(Website and app data records)
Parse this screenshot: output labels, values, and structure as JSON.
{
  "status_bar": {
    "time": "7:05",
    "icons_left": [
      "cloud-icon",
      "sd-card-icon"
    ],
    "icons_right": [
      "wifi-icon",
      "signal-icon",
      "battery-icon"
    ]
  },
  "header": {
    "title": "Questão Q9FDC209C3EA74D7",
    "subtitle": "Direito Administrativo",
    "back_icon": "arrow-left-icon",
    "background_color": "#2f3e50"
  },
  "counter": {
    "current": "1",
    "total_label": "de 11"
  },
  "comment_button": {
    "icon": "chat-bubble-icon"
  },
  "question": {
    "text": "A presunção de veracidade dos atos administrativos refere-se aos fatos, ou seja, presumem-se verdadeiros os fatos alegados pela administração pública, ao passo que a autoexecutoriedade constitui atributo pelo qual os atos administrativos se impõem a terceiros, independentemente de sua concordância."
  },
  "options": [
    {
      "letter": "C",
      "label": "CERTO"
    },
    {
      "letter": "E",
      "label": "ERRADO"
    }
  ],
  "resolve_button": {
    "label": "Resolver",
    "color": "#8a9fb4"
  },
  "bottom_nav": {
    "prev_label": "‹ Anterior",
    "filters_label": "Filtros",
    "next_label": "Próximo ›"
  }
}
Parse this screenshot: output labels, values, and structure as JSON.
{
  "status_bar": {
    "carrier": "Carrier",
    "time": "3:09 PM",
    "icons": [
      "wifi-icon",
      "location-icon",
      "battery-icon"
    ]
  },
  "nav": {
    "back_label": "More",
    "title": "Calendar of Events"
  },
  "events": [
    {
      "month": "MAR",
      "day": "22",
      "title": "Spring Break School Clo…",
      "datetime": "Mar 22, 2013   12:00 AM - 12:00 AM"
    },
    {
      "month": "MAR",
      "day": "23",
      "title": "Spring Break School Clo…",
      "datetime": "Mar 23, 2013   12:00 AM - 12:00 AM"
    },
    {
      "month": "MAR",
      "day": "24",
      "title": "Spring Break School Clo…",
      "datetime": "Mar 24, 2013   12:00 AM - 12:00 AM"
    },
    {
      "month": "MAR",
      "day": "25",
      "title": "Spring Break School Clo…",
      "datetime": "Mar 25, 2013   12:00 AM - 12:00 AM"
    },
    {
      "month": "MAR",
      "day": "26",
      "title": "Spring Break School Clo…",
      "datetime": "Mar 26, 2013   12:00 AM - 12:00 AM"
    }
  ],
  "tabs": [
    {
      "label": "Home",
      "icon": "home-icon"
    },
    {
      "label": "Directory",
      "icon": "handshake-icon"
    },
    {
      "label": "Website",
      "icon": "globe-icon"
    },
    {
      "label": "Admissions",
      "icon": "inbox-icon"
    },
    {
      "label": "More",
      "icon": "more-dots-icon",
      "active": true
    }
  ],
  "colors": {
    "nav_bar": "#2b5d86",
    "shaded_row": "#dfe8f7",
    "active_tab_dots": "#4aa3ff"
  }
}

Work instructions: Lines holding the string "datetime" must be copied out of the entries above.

Expected answer:
      "datetime": "Mar 22, 2013   12:00 AM - 12:00 AM"
      "datetime": "Mar 23, 2013   12:00 AM - 12:00 AM"
      "datetime": "Mar 24, 2013   12:00 AM - 12:00 AM"
      "datetime": "Mar 25, 2013   12:00 AM - 12:00 AM"
      "datetime": "Mar 26, 2013   12:00 AM - 12:00 AM"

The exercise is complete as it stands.